Black Panther became a worldwide phenomenon, celebrating African ideology, reaching a previously underserved audience, and resonating within pop culture. The slogan “Wakanda Forever,” symbolized by T’Challa crossing his arms over his chest to form a “W” was a statement.

Musicians, artists, writers, actors, and filmmakers celebrated the breakthrough. Athletes typically idolized for their feats and cultural influence turned into adoring fans themselves. (And they paid tribute to Boseman after news of his death went public.)

The film made Boseman a superstar. But he didn’t just bask in a higher profile and look for the biggest paydays. After he was cast as Black Panther and made his debut as the character in Captain America: Civil War, Boseman also starred in another biopic, playing lawyer, civil rights activist, and Supreme Court Justice Thurgood Marshall.

Most importantly, he took the responsibility of being a hero to younger generations seriously, making sure he was a role model.

The revelation that Boseman had been diagnosed with colon cancer in 2016 provides a heartbreaking undertone to that community outreach. (Unfortunately, it also confirmed the worst fears of those concerned about Boseman’s gaunt appearance this past April 15, Jackie Robinson Day.) He visited the childhood cancer patients shown above as a fellow cancer patient himself, going through that same struggle yet demonstrating strength to them. It also makes his achievements that much more impressive.

Boseman played King T’Challa in Black Panther — and later Avengers: Infinity War and Avengers: Endgame — in the demanding action and dramatic scenes that those films required while living with cancer, while undergoing chemotherapy treatments for the disease. Obviously, the same was true for roles in 21 Bridges, a movie that needed Boseman’s star power to carry it, and Da 5 Bloods, a film elevated by his cameo performance.

This is what makes Boseman’s death feel even sadder. He was far too young, at 43 years old, to die. But he was in his professional prime, playing superstar roles but also using that large profile to get roles and carry films that benefited from his presence.

And he willingly shouldered his influence. During a time of deep tensions over racial injustice and violence, and heightened awareness of systemic racism, Boseman was an important voice in the culture. He had so much more to offer, so much more to accomplish. His passing is a tremendous loss to our culture.

Yet Boseman also leaves behind a notable legacy. It should have been much larger. Much more should have been added to it in years to come.

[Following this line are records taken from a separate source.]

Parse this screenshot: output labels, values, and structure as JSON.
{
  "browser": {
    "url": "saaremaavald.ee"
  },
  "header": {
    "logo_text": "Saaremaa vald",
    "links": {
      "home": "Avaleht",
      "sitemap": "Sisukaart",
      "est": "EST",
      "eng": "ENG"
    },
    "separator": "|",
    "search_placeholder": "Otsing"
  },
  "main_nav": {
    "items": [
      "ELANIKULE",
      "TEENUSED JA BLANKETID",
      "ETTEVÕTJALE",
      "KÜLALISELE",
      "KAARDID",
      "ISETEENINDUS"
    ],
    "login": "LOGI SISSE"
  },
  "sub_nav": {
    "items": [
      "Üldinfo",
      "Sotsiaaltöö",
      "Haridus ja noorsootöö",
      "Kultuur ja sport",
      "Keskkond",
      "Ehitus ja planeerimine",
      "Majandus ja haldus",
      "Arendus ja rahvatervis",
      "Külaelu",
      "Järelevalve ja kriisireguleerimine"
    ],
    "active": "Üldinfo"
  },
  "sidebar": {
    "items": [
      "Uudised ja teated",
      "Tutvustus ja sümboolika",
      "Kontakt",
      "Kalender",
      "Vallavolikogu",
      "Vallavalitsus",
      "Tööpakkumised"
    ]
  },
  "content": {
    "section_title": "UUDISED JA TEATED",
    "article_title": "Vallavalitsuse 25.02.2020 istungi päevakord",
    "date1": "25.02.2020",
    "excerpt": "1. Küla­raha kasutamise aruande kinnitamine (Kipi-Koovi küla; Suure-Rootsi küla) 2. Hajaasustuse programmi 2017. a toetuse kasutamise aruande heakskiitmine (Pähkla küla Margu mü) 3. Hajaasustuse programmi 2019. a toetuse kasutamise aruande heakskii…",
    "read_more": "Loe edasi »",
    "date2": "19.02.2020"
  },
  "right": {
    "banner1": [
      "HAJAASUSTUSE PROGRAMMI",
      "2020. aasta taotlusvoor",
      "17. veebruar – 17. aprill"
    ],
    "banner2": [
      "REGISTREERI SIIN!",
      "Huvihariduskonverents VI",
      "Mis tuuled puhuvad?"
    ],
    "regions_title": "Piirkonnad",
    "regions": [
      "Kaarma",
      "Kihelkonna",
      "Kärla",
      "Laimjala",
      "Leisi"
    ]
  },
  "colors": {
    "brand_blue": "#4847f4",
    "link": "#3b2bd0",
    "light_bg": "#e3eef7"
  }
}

But the mourning of his death throughout culture — across entertainment, sports, and general public awareness — demonstrates what an impact he had in a very short time. 42 was released in 2013, Black Panther in 2018. For many, it takes far longer to create such an important footprint. And that is what is being celebrated with Boseman’s passing.

About Ian Casselberry

Ian is a writer, editor, and podcaster. You can find his work at Awful Announcing and Asheville's Mountain XPress. He's written for Yahoo Sports, MLive, Bleacher Report, and SB Nation.